​Thanksgiving Survival Guide: 6 Steps to a Perfect Dinner


Hosting Thanksgiving dinner can be an overwhelming task, especially if you’re welcoming dozens of distant family members into your home. Rather than feeling frazzled and missing out on the holiday festivities, you can find a way to host dinner while enjoying time with your family. Whether you are hosting your first Thanksgiving dinner or your tenth, a few simple strategies can turn that hectic day into a memorable one.

1. Start early

Tackle simple tasks in the week leading up to Thanksgiving. Don’t leave everything to Thanksgiving morning because you will surely be overwhelmed. For example, you can set the dining room table days in advance. Have your family help pick up around the house. Finish your grocery shopping early in the week so that you aren’t battling crowds on the day before Thanksgiving. Many desserts hold up well in the freezer, so you can make them ahead of time, freeze them, and bake them on Thanksgiving morning. You can even start preparing for your Thanksgiving right now. Consider making decorations or purchase some and decorate your house this week. The earlier, the better.
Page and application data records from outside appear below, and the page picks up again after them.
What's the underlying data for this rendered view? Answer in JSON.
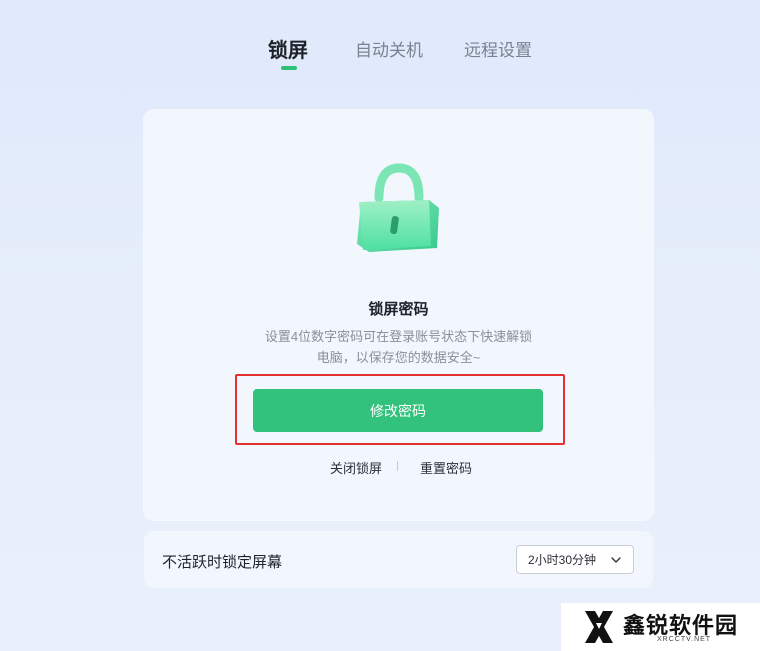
{
  "tabs": [
    {
      "label": "锁屏",
      "active": true
    },
    {
      "label": "自动关机",
      "active": false
    },
    {
      "label": "远程设置",
      "active": false
    }
  ],
  "lock_card": {
    "icon": "lock-icon",
    "title": "锁屏密码",
    "description_line1": "设置4位数字密码可在登录账号状态下快速解锁",
    "description_line2": "电脑，以保存您的数据安全~",
    "primary_button": "修改密码",
    "link_close": "关闭锁屏",
    "link_reset": "重置密码"
  },
  "auto_lock": {
    "label": "不活跃时锁定屏幕",
    "selected_value": "2小时30分钟",
    "icon": "chevron-down-icon"
  },
  "watermark": {
    "name": "鑫锐软件园",
    "sub": "XRCCTV.NET"
  },
  "colors": {
    "accent": "#33c27c",
    "highlight": "#e53030"
  }
}
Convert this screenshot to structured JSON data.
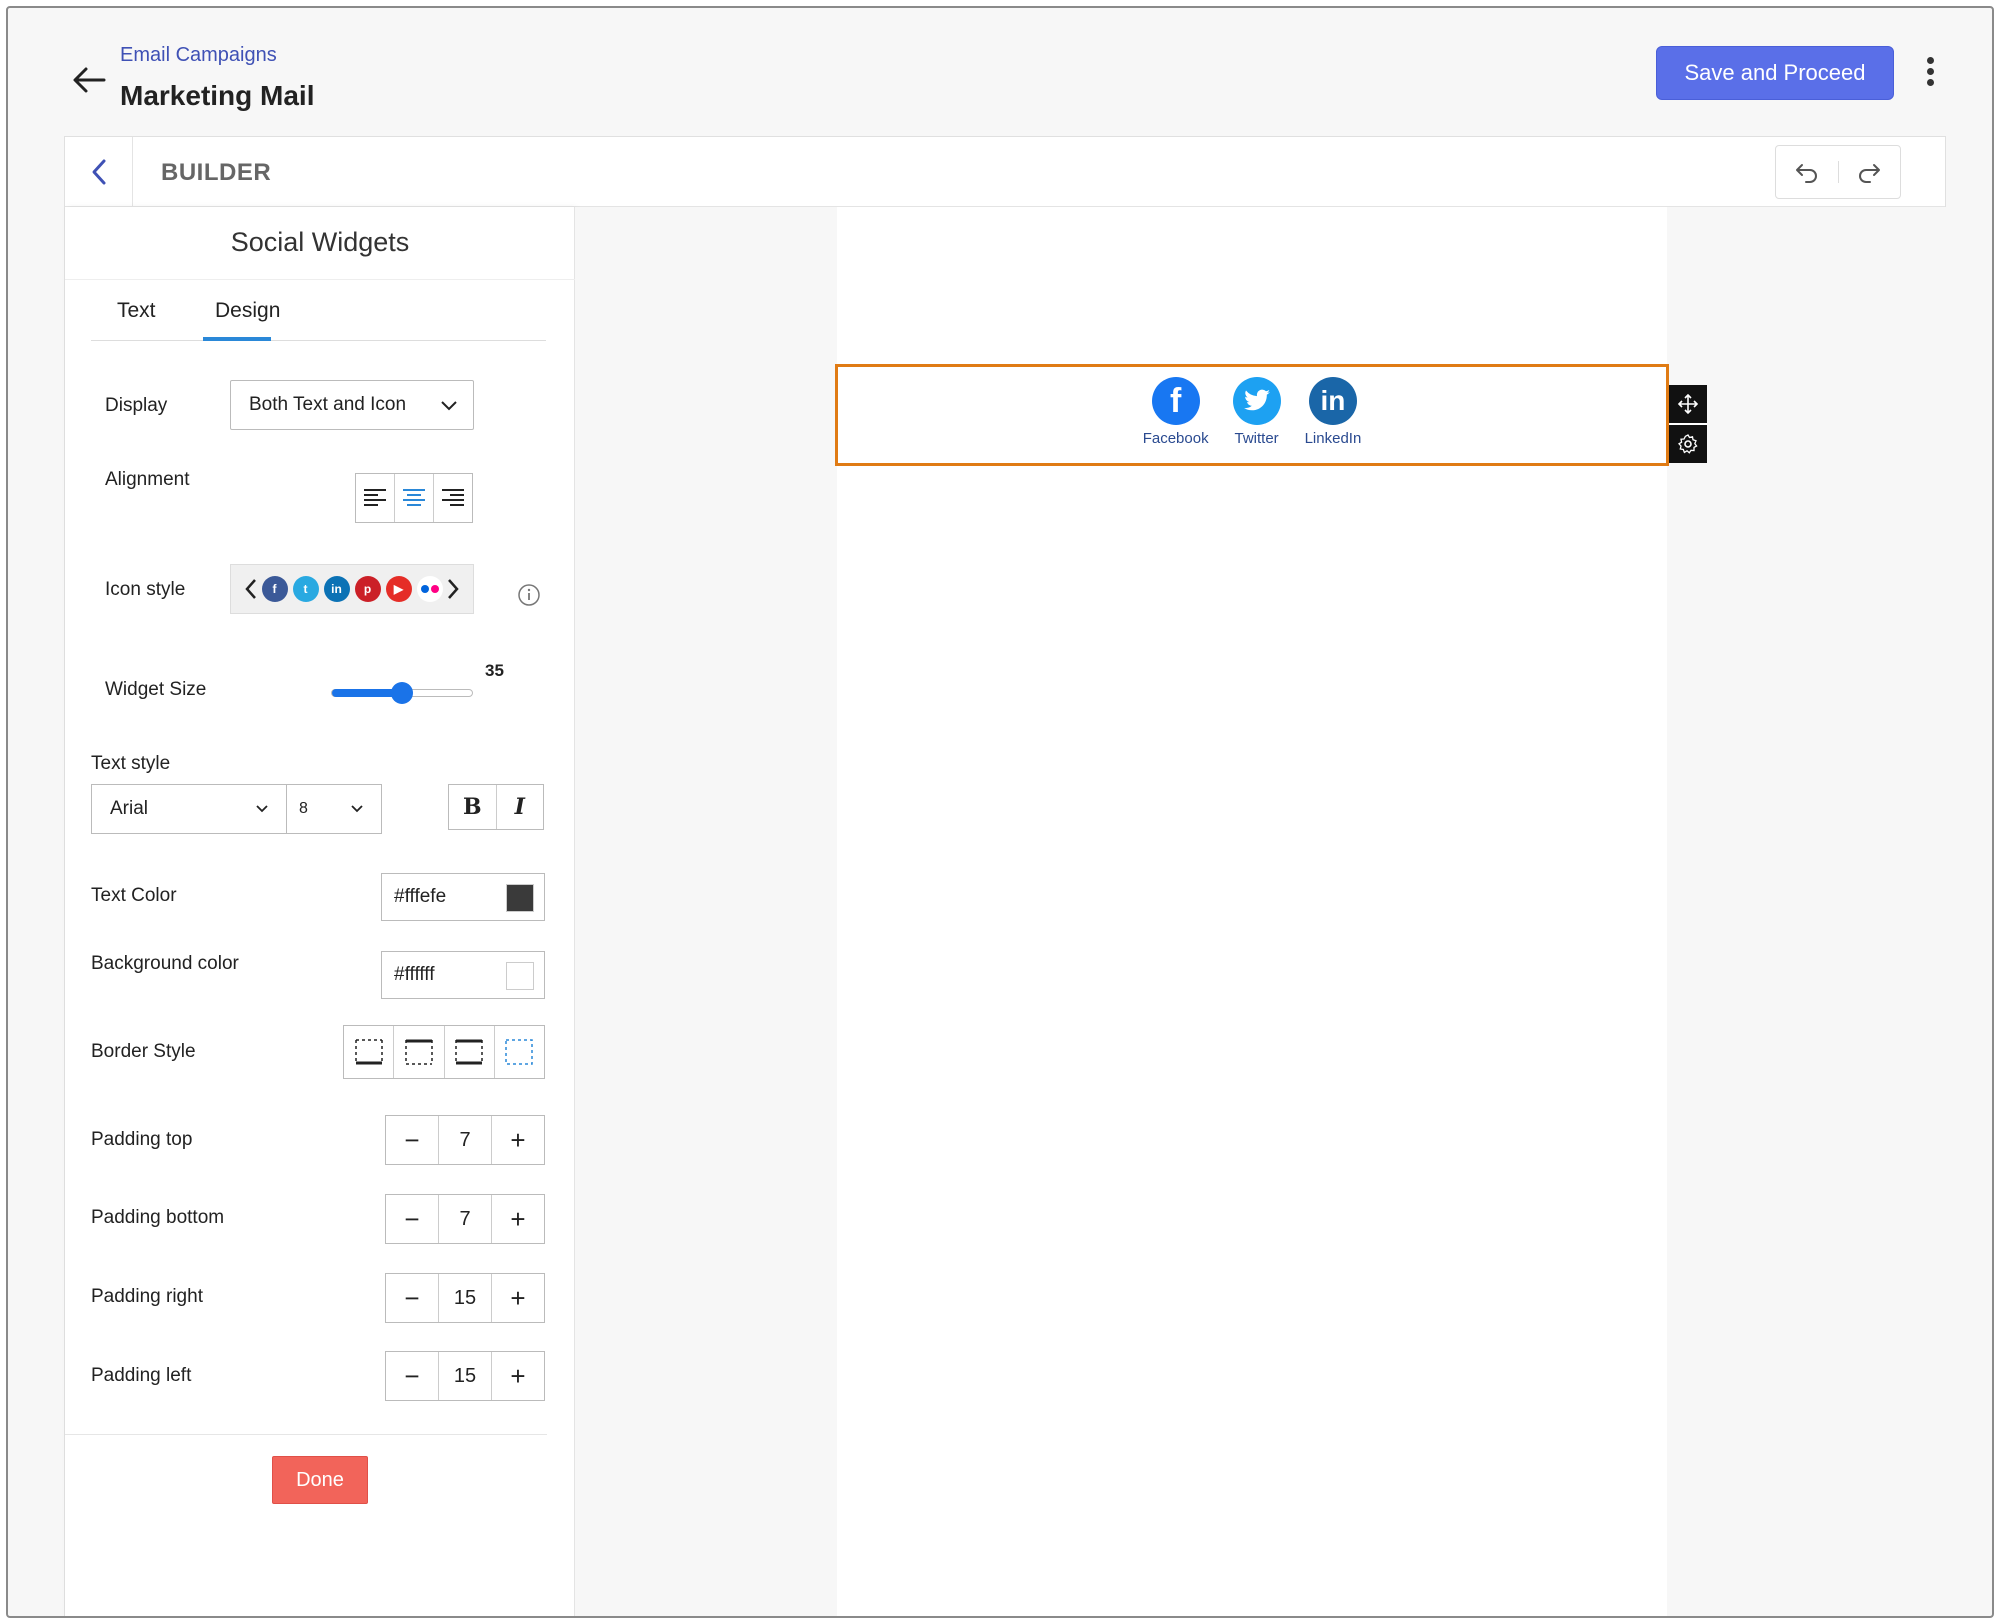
{
  "header": {
    "breadcrumb": "Email Campaigns",
    "title": "Marketing Mail",
    "save_label": "Save and Proceed"
  },
  "builder": {
    "title": "BUILDER"
  },
  "panel": {
    "title": "Social Widgets",
    "tabs": [
      {
        "label": "Text",
        "active": false
      },
      {
        "label": "Design",
        "active": true
      }
    ],
    "display": {
      "label": "Display",
      "value": "Both Text and Icon"
    },
    "alignment": {
      "label": "Alignment",
      "selected": "center"
    },
    "icon_style": {
      "label": "Icon style",
      "icons": [
        "facebook-icon",
        "twitter-icon",
        "linkedin-icon",
        "pinterest-icon",
        "youtube-icon",
        "flickr-icon"
      ]
    },
    "widget_size": {
      "label": "Widget Size",
      "value": "35",
      "fraction": 0.5
    },
    "text_style": {
      "label": "Text style",
      "font": "Arial",
      "size": "8",
      "bold": "B",
      "italic": "I"
    },
    "text_color": {
      "label": "Text Color",
      "value": "#fffefe",
      "swatch": "#3a3a3a"
    },
    "background_color": {
      "label": "Background color",
      "value": "#ffffff",
      "swatch": "#ffffff"
    },
    "border_style": {
      "label": "Border Style",
      "selected": 3
    },
    "padding": [
      {
        "label": "Padding top",
        "value": "7"
      },
      {
        "label": "Padding bottom",
        "value": "7"
      },
      {
        "label": "Padding right",
        "value": "15"
      },
      {
        "label": "Padding left",
        "value": "15"
      }
    ],
    "done_label": "Done"
  },
  "canvas": {
    "social": [
      {
        "name": "facebook",
        "label": "Facebook",
        "color": "#1877f2"
      },
      {
        "name": "twitter",
        "label": "Twitter",
        "color": "#1da1f2"
      },
      {
        "name": "linkedin",
        "label": "LinkedIn",
        "color": "#1a66a8"
      }
    ],
    "highlight_color": "#e07b14"
  },
  "colors": {
    "accent": "#5a6fe8",
    "done": "#f2645a",
    "tab_active": "#2a88d8",
    "slider": "#1a73e8"
  }
}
2. Accept help

You might be hosting Thanksgiving at your dinner table, but that doesn’t mean you have to provide all of the food. Ask your guests to contribute to the meal. You can provide the turkey and a few of your favorite sides or desserts, but have the guests fill in the rest. Dole out tasks to guests to help alleviate some of the work on your end. Having some help will result in less time spent in the kitchen and more time spent mingling with guests. Hosting a potluck dinner is a sort of trend these days.

More: 8 Ways Moms Can Stay Thin This Thanksgiving

3. Set a flexible schedule

Even a well-planned Thanksgiving dinner can turn into a disaster if the turkey takes an extra two hours to cook or you burn everything in the oven. Create a schedule to help you get through the cooking and baking frenzy that is Thanksgiving. Write out what time you need to make everything. Leave yourself enough time to shower and get dressed— you don’t want to leave these basic tasks for the last minute. Be prepared for a glitch or two, and be willing to adjust your schedule accordingly to account for any holiday hiccups.

4. Be realistic

Thanksgiving should be a time for you to gather with your family without feeling pressure to impress. Don’t make your Thanksgiving dinner a formal affair if you’re going to have kids running around. A casual Thanksgiving dinner with the family huddled around the television watching football and enjoying each other’s company can be just as enjoyable as a formal event. Use the Thanksgiving holiday to spend time with your family, not impress them with an overdone event.

5. Make plenty of appetizers

Appetizers are a great way to distract your guests from the dinner itself. You don’t know what can happen in the very last moment. But you will know that your guests aren’t hungry and they have something to eat while you are fixing your cooking disasters. Appetizers will also help to keep your guests socializing while you are getting your dinner on the table.

6. Dedicate the last 30 minutes to yourself

The holiday season, including Thanksgiving Day, isn’t about cooking and pleasing the crowd. It’s about enjoying the time together feeling great and happy. However, when you’re busy with preparations and think you have no time to relax, chances are you won’t enjoy your dinner. Even if you will, you’ll wake up the next day forgetting many moments. Dedicate the last 30 minutes to yourself. Meditate, pray, do some relaxing yoga poses, or whatever helps you calm down and focus on having fun.

More: 5 Quick Fixes to De-Stress Thanksgiving

If you’re hosting the big feast this Thanksgiving, don’t do it all alone. Just like your guests, you deserve to look and feel relaxed and enjoy the whole holiday. Start early so that you could do everything without a hustle. How do you keep your sanity when preparing Thanksgiving dinner? Do you think a potluck dinner is a budget- and nerve-friendly idea? Share your thoughts with us.